## What you will do
Read through the records below and copy each line that uses the word "text".

(Data about app and page elements)
──────────────────────────────

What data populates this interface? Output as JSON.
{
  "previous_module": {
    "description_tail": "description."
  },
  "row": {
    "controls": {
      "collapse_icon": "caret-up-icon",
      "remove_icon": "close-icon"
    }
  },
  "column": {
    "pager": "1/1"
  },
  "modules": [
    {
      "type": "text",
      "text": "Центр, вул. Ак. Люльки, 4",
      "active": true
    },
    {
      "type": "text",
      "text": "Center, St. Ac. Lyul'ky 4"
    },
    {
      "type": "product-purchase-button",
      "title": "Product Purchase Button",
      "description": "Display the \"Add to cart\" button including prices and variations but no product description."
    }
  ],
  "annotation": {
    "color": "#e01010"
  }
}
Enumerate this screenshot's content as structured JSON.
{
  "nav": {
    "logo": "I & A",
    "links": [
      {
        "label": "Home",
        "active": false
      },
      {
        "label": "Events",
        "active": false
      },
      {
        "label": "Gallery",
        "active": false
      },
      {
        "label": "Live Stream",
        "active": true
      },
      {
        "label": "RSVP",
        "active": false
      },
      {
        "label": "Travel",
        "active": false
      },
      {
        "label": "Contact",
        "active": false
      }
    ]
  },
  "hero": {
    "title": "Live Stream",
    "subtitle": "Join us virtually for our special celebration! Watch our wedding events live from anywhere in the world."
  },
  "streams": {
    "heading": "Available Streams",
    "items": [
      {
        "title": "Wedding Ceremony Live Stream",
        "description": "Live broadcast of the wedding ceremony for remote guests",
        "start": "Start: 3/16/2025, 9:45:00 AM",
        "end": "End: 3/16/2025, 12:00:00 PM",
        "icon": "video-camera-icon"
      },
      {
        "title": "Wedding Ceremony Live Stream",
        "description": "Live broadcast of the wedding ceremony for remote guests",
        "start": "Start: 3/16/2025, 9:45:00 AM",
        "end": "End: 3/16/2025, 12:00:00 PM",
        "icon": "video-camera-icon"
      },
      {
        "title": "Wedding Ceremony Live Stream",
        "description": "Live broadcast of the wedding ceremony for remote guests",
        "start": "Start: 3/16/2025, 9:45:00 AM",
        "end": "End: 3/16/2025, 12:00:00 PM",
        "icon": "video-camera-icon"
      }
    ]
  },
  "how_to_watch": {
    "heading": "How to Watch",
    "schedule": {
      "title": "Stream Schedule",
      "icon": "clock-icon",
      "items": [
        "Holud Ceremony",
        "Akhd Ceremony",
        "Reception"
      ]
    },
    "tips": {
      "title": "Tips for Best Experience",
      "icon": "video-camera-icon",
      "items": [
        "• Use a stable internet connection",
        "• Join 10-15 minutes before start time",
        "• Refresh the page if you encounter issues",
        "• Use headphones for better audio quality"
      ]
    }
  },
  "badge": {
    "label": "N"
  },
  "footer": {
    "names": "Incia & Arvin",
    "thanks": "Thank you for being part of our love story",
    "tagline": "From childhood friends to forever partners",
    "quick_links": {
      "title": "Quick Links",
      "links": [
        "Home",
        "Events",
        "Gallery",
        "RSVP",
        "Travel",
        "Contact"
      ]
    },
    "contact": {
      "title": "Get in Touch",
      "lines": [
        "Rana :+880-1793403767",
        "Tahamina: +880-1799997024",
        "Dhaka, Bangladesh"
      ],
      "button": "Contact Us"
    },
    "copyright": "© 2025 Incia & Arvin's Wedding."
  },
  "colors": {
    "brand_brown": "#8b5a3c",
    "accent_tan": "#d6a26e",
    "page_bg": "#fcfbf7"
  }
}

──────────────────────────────

## Exercise output
      "type": "text",
      "text": "Центр, вул. Ак. Люльки, 4",
      "type": "text",
      "text": "Center, St. Ac. Lyul'ky 4"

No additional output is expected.